Women’s rights and education
The Afghan official also dispelled the impression that women were being excluded from different fields.
“Women have 100 per cent inclusion in the health sector. They are also teaching in the education sector. […] They are working in each and every one of those sectors where they are required,” he claimed.
“We have no such policy to deny women of their rights in any field,” he remarked. He said that the Taliban government had not fired any female official who had worked under the previous government.
“Their salaries as well as opportunities for education and employment were also not affected,” he said.
However, Muttaqi conceded that educational institutions in some areas of Afghanistan remain closed, citing the Covid-19 pandemic as the reason.
“Educational institutes are closed in no province. Educational institutes are open across the country,” he said, adding that schools had been divided into three categories.
“All of the boys’ schools throughout the country are open while girl’s schools are open till class six,” he said. The Afghan minister stated that higher education institutes were open in some provinces, but not all.
So far, 75pc of schools have been opened, he said, adding that officials were continuously making progress in this regard.
During the interview, Muttaqi said that the Taliban government had fulfilled the international community’s demand for an inclusive government, which represented all stakeholders in Afghan society.
Asked what the group’s future course of action would be if the world did not recognise the Taliban, he said that the group was moving forward in its relations with the world and hoped that those ties would strengthen in the future.

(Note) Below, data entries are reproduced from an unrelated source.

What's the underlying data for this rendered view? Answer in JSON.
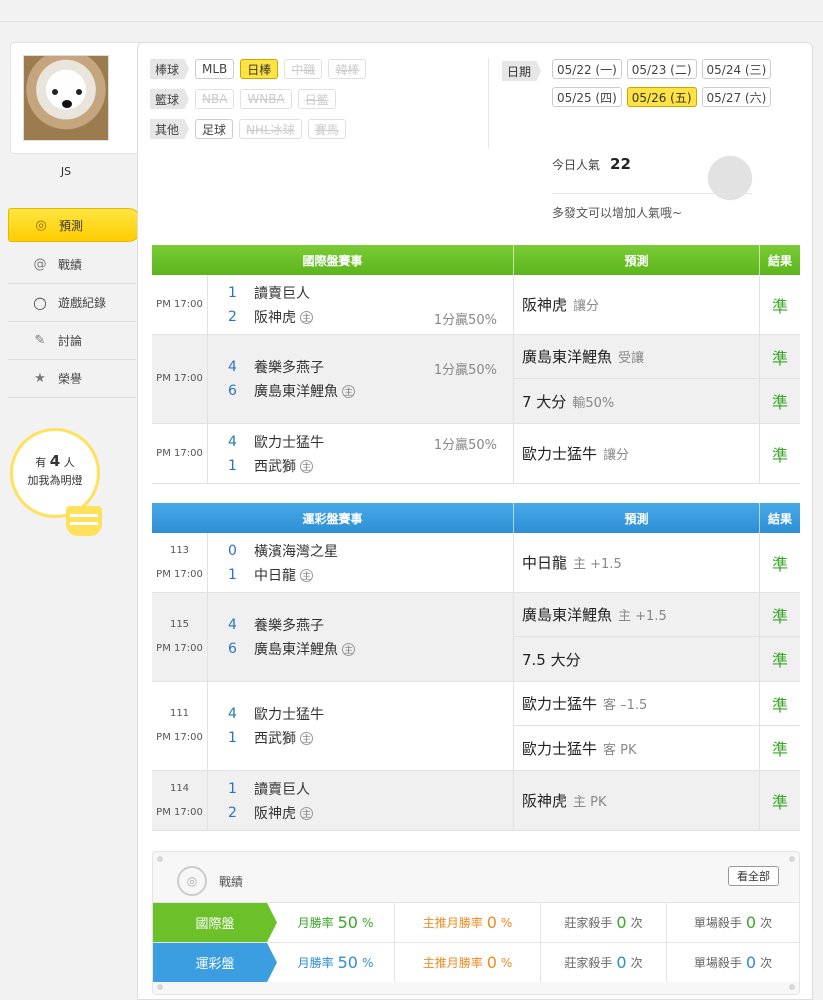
{
  "user": {
    "name": "JS"
  },
  "nav": [
    {
      "label": "預測",
      "icon": "target-icon",
      "active": true
    },
    {
      "label": "戰績",
      "icon": "spiral-icon"
    },
    {
      "label": "遊戲紀錄",
      "icon": "circle-icon"
    },
    {
      "label": "討論",
      "icon": "chat-icon"
    },
    {
      "label": "榮譽",
      "icon": "medal-icon"
    }
  ],
  "fans": {
    "prefix": "有",
    "count": "4",
    "unit": "人",
    "suffix": "加我為明燈"
  },
  "filters": {
    "baseball": {
      "label": "棒球",
      "items": [
        "MLB",
        "日棒",
        "中職",
        "韓棒"
      ]
    },
    "basketball": {
      "label": "籃球",
      "items": [
        "NBA",
        "WNBA",
        "日籃"
      ]
    },
    "other": {
      "label": "其他",
      "items": [
        "足球",
        "NHL冰球",
        "賽馬"
      ]
    }
  },
  "dates": {
    "label": "日期",
    "items": [
      "05/22 (一)",
      "05/23 (二)",
      "05/24 (三)",
      "05/25 (四)",
      "05/26 (五)",
      "05/27 (六)"
    ]
  },
  "popularity": {
    "label": "今日人氣",
    "value": "22",
    "hint": "多發文可以增加人氣哦~"
  },
  "intl_table": {
    "headers": {
      "game": "國際盤賽事",
      "pred": "預測",
      "result": "結果"
    },
    "rows": [
      {
        "time": "PM 17:00",
        "t1_score": "1",
        "t1": "讀賣巨人",
        "t2_score": "2",
        "t2": "阪神虎",
        "home": "主",
        "handicap": "1分贏50%",
        "preds": [
          {
            "main": "阪神虎",
            "sub": "讓分",
            "res": "準"
          }
        ]
      },
      {
        "time": "PM 17:00",
        "t1_score": "4",
        "t1": "養樂多燕子",
        "t2_score": "6",
        "t2": "廣島東洋鯉魚",
        "home": "主",
        "handicap": "1分贏50%",
        "preds": [
          {
            "main": "廣島東洋鯉魚",
            "sub": "受讓",
            "res": "準"
          },
          {
            "main": "7 大分",
            "sub": "輸50%",
            "res": "準"
          }
        ]
      },
      {
        "time": "PM 17:00",
        "t1_score": "4",
        "t1": "歐力士猛牛",
        "t2_score": "1",
        "t2": "西武獅",
        "home": "主",
        "handicap": "1分贏50%",
        "preds": [
          {
            "main": "歐力士猛牛",
            "sub": "讓分",
            "res": "準"
          }
        ]
      }
    ]
  },
  "lottery_table": {
    "headers": {
      "game": "運彩盤賽事",
      "pred": "預測",
      "result": "結果"
    },
    "rows": [
      {
        "num": "113",
        "time": "PM 17:00",
        "t1_score": "0",
        "t1": "橫濱海灣之星",
        "t2_score": "1",
        "t2": "中日龍",
        "home": "主",
        "preds": [
          {
            "main": "中日龍",
            "sub": "主 +1.5",
            "res": "準"
          }
        ]
      },
      {
        "num": "115",
        "time": "PM 17:00",
        "t1_score": "4",
        "t1": "養樂多燕子",
        "t2_score": "6",
        "t2": "廣島東洋鯉魚",
        "home": "主",
        "preds": [
          {
            "main": "廣島東洋鯉魚",
            "sub": "主 +1.5",
            "res": "準"
          },
          {
            "main": "7.5 大分",
            "sub": "",
            "res": "準"
          }
        ]
      },
      {
        "num": "111",
        "time": "PM 17:00",
        "t1_score": "4",
        "t1": "歐力士猛牛",
        "t2_score": "1",
        "t2": "西武獅",
        "home": "主",
        "preds": [
          {
            "main": "歐力士猛牛",
            "sub": "客 –1.5",
            "res": "準"
          },
          {
            "main": "歐力士猛牛",
            "sub": "客 PK",
            "res": "準"
          }
        ]
      },
      {
        "num": "114",
        "time": "PM 17:00",
        "t1_score": "1",
        "t1": "讀賣巨人",
        "t2_score": "2",
        "t2": "阪神虎",
        "home": "主",
        "preds": [
          {
            "main": "阪神虎",
            "sub": "主 PK",
            "res": "準"
          }
        ]
      }
    ]
  },
  "stats": {
    "title": "戰績",
    "view_all": "看全部",
    "rows": [
      {
        "label": "國際盤",
        "color": "#6cc02a",
        "monthly_label": "月勝率",
        "monthly": "50",
        "pct": "%",
        "main_label": "主推月勝率",
        "main": "0",
        "banker_label": "莊家殺手",
        "banker": "0",
        "times": "次",
        "single_label": "單場殺手",
        "single": "0"
      },
      {
        "label": "運彩盤",
        "color": "#3a9ee0",
        "monthly_label": "月勝率",
        "monthly": "50",
        "pct": "%",
        "main_label": "主推月勝率",
        "main": "0",
        "banker_label": "莊家殺手",
        "banker": "0",
        "times": "次",
        "single_label": "單場殺手",
        "single": "0"
      }
    ]
  }
}
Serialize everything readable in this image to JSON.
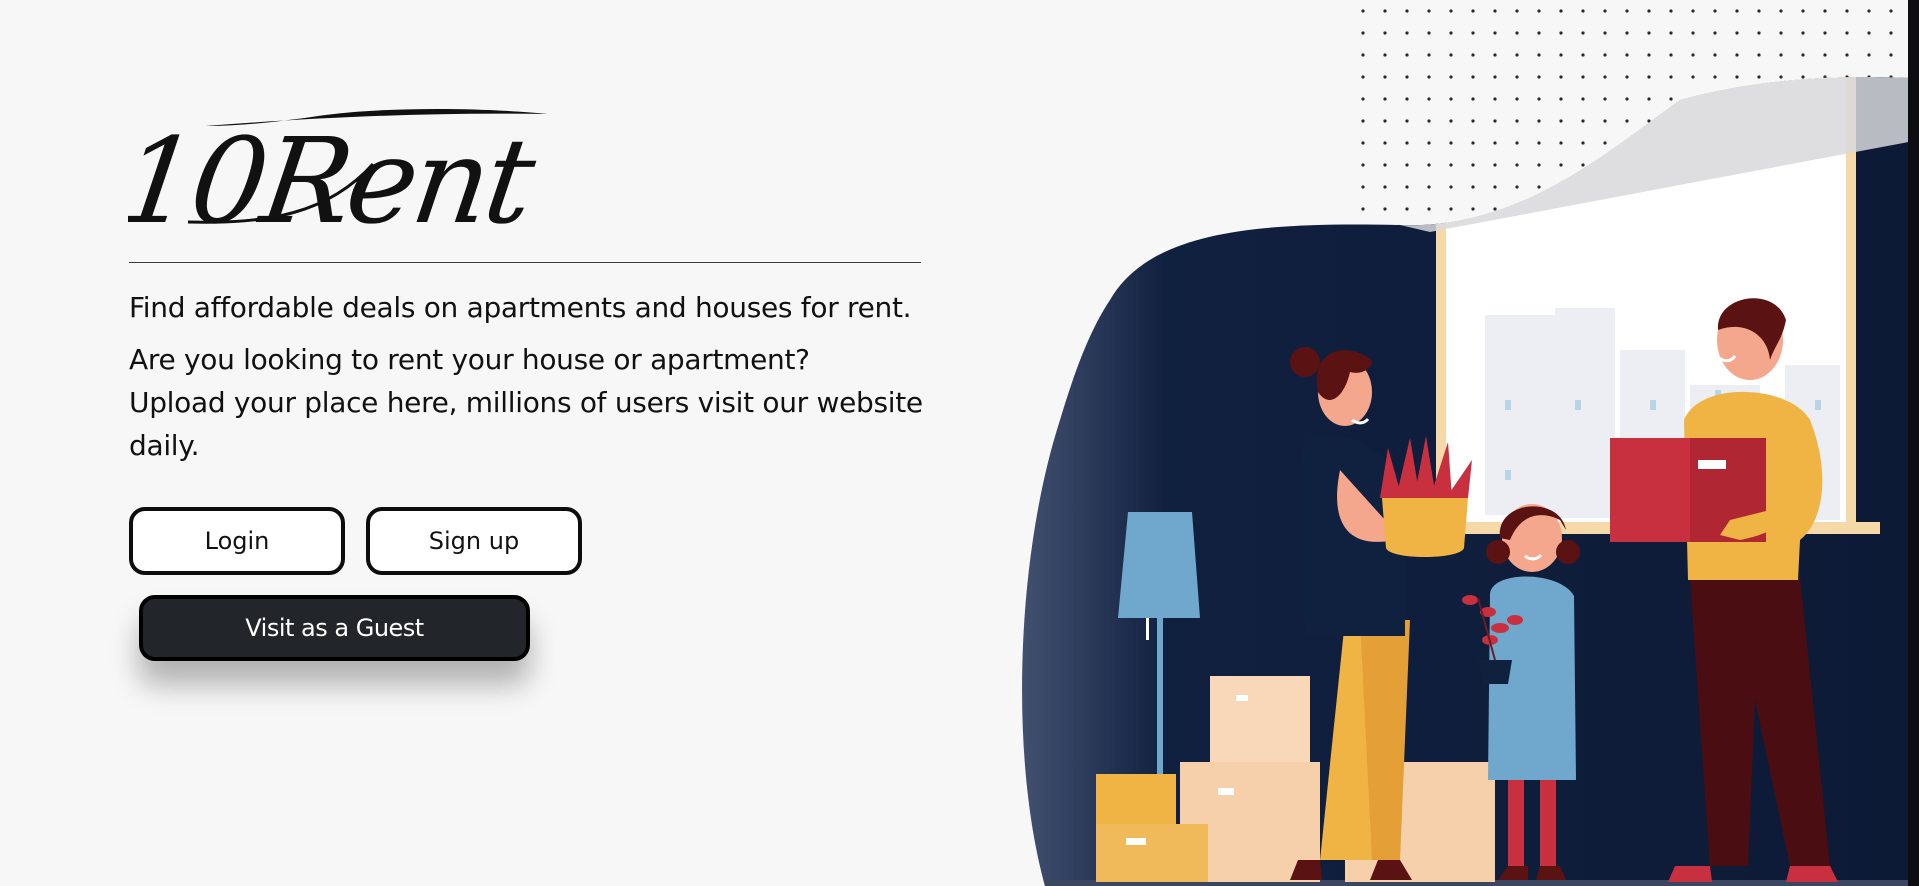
{
  "brand": {
    "logo_text": "10Rent"
  },
  "hero_text": {
    "tagline": "Find affordable deals on apartments and houses for rent.",
    "question": "Are you looking to rent your house or apartment?",
    "invite": "Upload your place here, millions of users visit our website daily."
  },
  "actions": {
    "login_label": "Login",
    "signup_label": "Sign up",
    "guest_label": "Visit as a Guest"
  },
  "colors": {
    "background": "#f7f7f7",
    "navy": "#10203f",
    "mustard": "#efb443",
    "crimson": "#c8303f",
    "sky_blue": "#6fa8cc",
    "guest_button": "#22262a"
  }
}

He claimed that since the Afghan government consisted of representation from all areas and ethnicities, the world should recognise it.
“The incumbent Afghan government comprises staff and workers from the previous set-up that come up to approximately 500,000 people. If the world had recognised the previous government as an inclusive government, then why don’t they do the same with us,” he asked.
“If they mean a cabinet representing all areas, then we have a minister from Panjshir. People from Badakhshan, Faryab, Kandahar, Nangahar and Kabul are also present [in the cabinet]. Therefore, every country has its own definition of an inclusive government,” he said.
He said that the Taliban will continue to make efforts to make the government even more inclusive and grant the people their rights.